EXERCISE PROMPT
Repeat the entries that follow verbatim, without any of their pictures.

EXERCISE MATERIALS

_ _ _ _

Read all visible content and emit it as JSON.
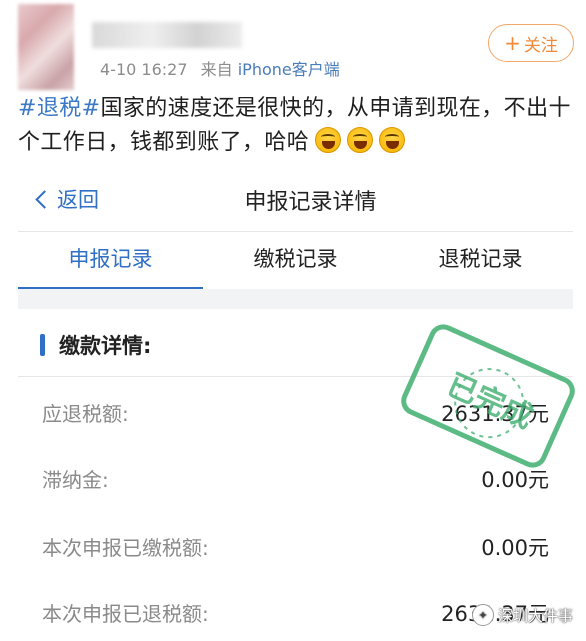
{
  "post": {
    "meta_time": "4-10 16:27",
    "meta_from": "来自",
    "meta_source": "iPhone客户端",
    "follow_label": "关注",
    "text_tag": "#退税#",
    "text_body": "国家的速度还是很快的，从申请到现在，不出十个工作日，钱都到账了，哈哈",
    "emojis": [
      "laughing-emoji",
      "laughing-emoji",
      "laughing-emoji"
    ]
  },
  "app": {
    "back_label": "返回",
    "nav_title": "申报记录详情",
    "tabs": [
      {
        "label": "申报记录",
        "active": true
      },
      {
        "label": "缴税记录",
        "active": false
      },
      {
        "label": "退税记录",
        "active": false
      }
    ],
    "section_title": "缴款详情:",
    "rows": [
      {
        "label": "应退税额:",
        "value": "2631.37元"
      },
      {
        "label": "滞纳金:",
        "value": "0.00元"
      },
      {
        "label": "本次申报已缴税额:",
        "value": "0.00元"
      },
      {
        "label": "本次申报已退税额:",
        "value": "2631.37元"
      }
    ],
    "stamp_text": "已完成"
  },
  "watermark": {
    "text": "深圳大件事"
  },
  "colors": {
    "accent_blue": "#2f6fc4",
    "tag_blue": "#3b78c6",
    "follow_orange": "#f08a3a",
    "stamp_green": "#3fae6f"
  }
}
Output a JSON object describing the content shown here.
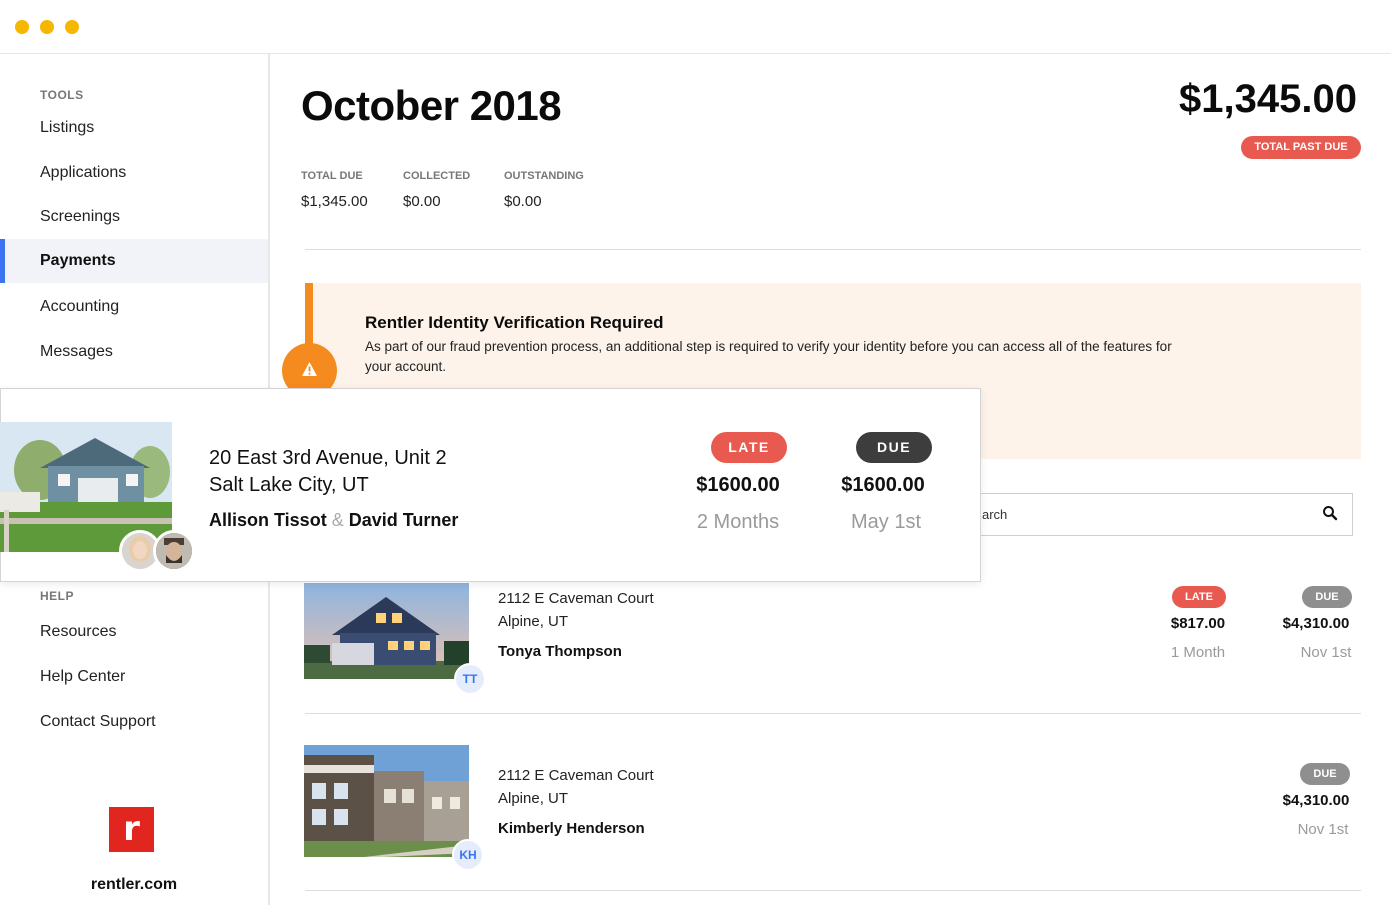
{
  "window": {
    "dots": [
      "#f5b700",
      "#f5b700",
      "#f5b700"
    ]
  },
  "sidebar": {
    "tools_heading": "TOOLS",
    "items": [
      {
        "label": "Listings"
      },
      {
        "label": "Applications"
      },
      {
        "label": "Screenings"
      },
      {
        "label": "Payments",
        "active": true
      },
      {
        "label": "Accounting"
      },
      {
        "label": "Messages"
      }
    ],
    "help_heading": "HELP",
    "help_items": [
      {
        "label": "Resources"
      },
      {
        "label": "Help Center"
      },
      {
        "label": "Contact Support"
      }
    ],
    "logo_letter": "r",
    "logo_text": "rentler.com"
  },
  "header": {
    "title": "October 2018",
    "total_amount": "$1,345.00",
    "past_due_badge": "TOTAL PAST DUE",
    "stats": [
      {
        "label": "TOTAL DUE",
        "value": "$1,345.00"
      },
      {
        "label": "COLLECTED",
        "value": "$0.00"
      },
      {
        "label": "OUTSTANDING",
        "value": "$0.00"
      }
    ]
  },
  "alert": {
    "title": "Rentler Identity Verification Required",
    "text": "As part of our fraud prevention process, an additional step is required to verify your identity before you can access all of the features for your account."
  },
  "search": {
    "visible_text": "arch"
  },
  "featured": {
    "address_line1": "20 East 3rd Avenue, Unit 2",
    "address_line2": "Salt Lake City, UT",
    "tenant1": "Allison Tissot",
    "amp": "&",
    "tenant2": "David Turner",
    "late_badge": "LATE",
    "late_amount": "$1600.00",
    "late_sub": "2 Months",
    "due_badge": "DUE",
    "due_amount": "$1600.00",
    "due_sub": "May 1st"
  },
  "rows": [
    {
      "address_line1": "2112 E Caveman Court",
      "address_line2": "Alpine, UT",
      "tenant": "Tonya Thompson",
      "initials": "TT",
      "late_badge": "LATE",
      "late_amount": "$817.00",
      "late_sub": "1 Month",
      "due_badge": "DUE",
      "due_amount": "$4,310.00",
      "due_sub": "Nov 1st"
    },
    {
      "address_line1": "2112 E Caveman Court",
      "address_line2": "Alpine, UT",
      "tenant": "Kimberly Henderson",
      "initials": "KH",
      "due_badge": "DUE",
      "due_amount": "$4,310.00",
      "due_sub": "Nov 1st"
    }
  ],
  "colors": {
    "late": "#e85a4f",
    "due_dark": "#3d3d3d",
    "due_gray": "#8f8f8f",
    "accent_blue": "#3b74f0",
    "alert_orange": "#f58a1f",
    "alert_bg": "#fdf3ea",
    "brand_red": "#e0261f"
  },
  "icons": [
    "warning-icon",
    "search-icon"
  ]
}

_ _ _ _

ANSWER BELOW
Read all visible content and emit it as JSON.
{
  "post": {
    "meta_time": "4-10 16:27",
    "meta_from": "来自",
    "meta_source": "iPhone客户端",
    "follow_label": "关注",
    "text_tag": "#退税#",
    "text_body": "国家的速度还是很快的，从申请到现在，不出十个工作日，钱都到账了，哈哈",
    "emojis": [
      "laughing-emoji",
      "laughing-emoji",
      "laughing-emoji"
    ]
  },
  "app": {
    "back_label": "返回",
    "nav_title": "申报记录详情",
    "tabs": [
      {
        "label": "申报记录",
        "active": true
      },
      {
        "label": "缴税记录",
        "active": false
      },
      {
        "label": "退税记录",
        "active": false
      }
    ],
    "section_title": "缴款详情:",
    "rows": [
      {
        "label": "应退税额:",
        "value": "2631.37元"
      },
      {
        "label": "滞纳金:",
        "value": "0.00元"
      },
      {
        "label": "本次申报已缴税额:",
        "value": "0.00元"
      },
      {
        "label": "本次申报已退税额:",
        "value": "2631.37元"
      }
    ],
    "stamp_text": "已完成"
  },
  "watermark": {
    "text": "深圳大件事"
  },
  "colors": {
    "accent_blue": "#2f6fc4",
    "tag_blue": "#3b78c6",
    "follow_orange": "#f08a3a",
    "stamp_green": "#3fae6f"
  }
}
Output a JSON object describing the content shown here.
{
  "window": {
    "dots": [
      "#f5b700",
      "#f5b700",
      "#f5b700"
    ]
  },
  "sidebar": {
    "tools_heading": "TOOLS",
    "items": [
      {
        "label": "Listings"
      },
      {
        "label": "Applications"
      },
      {
        "label": "Screenings"
      },
      {
        "label": "Payments",
        "active": true
      },
      {
        "label": "Accounting"
      },
      {
        "label": "Messages"
      }
    ],
    "help_heading": "HELP",
    "help_items": [
      {
        "label": "Resources"
      },
      {
        "label": "Help Center"
      },
      {
        "label": "Contact Support"
      }
    ],
    "logo_letter": "r",
    "logo_text": "rentler.com"
  },
  "header": {
    "title": "October 2018",
    "total_amount": "$1,345.00",
    "past_due_badge": "TOTAL PAST DUE",
    "stats": [
      {
        "label": "TOTAL DUE",
        "value": "$1,345.00"
      },
      {
        "label": "COLLECTED",
        "value": "$0.00"
      },
      {
        "label": "OUTSTANDING",
        "value": "$0.00"
      }
    ]
  },
  "alert": {
    "title": "Rentler Identity Verification Required",
    "text": "As part of our fraud prevention process, an additional step is required to verify your identity before you can access all of the features for your account."
  },
  "search": {
    "visible_text": "arch"
  },
  "featured": {
    "address_line1": "20 East 3rd Avenue, Unit 2",
    "address_line2": "Salt Lake City, UT",
    "tenant1": "Allison Tissot",
    "amp": "&",
    "tenant2": "David Turner",
    "late_badge": "LATE",
    "late_amount": "$1600.00",
    "late_sub": "2 Months",
    "due_badge": "DUE",
    "due_amount": "$1600.00",
    "due_sub": "May 1st"
  },
  "rows": [
    {
      "address_line1": "2112 E Caveman Court",
      "address_line2": "Alpine, UT",
      "tenant": "Tonya Thompson",
      "initials": "TT",
      "late_badge": "LATE",
      "late_amount": "$817.00",
      "late_sub": "1 Month",
      "due_badge": "DUE",
      "due_amount": "$4,310.00",
      "due_sub": "Nov 1st"
    },
    {
      "address_line1": "2112 E Caveman Court",
      "address_line2": "Alpine, UT",
      "tenant": "Kimberly Henderson",
      "initials": "KH",
      "due_badge": "DUE",
      "due_amount": "$4,310.00",
      "due_sub": "Nov 1st"
    }
  ],
  "colors": {
    "late": "#e85a4f",
    "due_dark": "#3d3d3d",
    "due_gray": "#8f8f8f",
    "accent_blue": "#3b74f0",
    "alert_orange": "#f58a1f",
    "alert_bg": "#fdf3ea",
    "brand_red": "#e0261f"
  },
  "icons": [
    "warning-icon",
    "search-icon"
  ]
}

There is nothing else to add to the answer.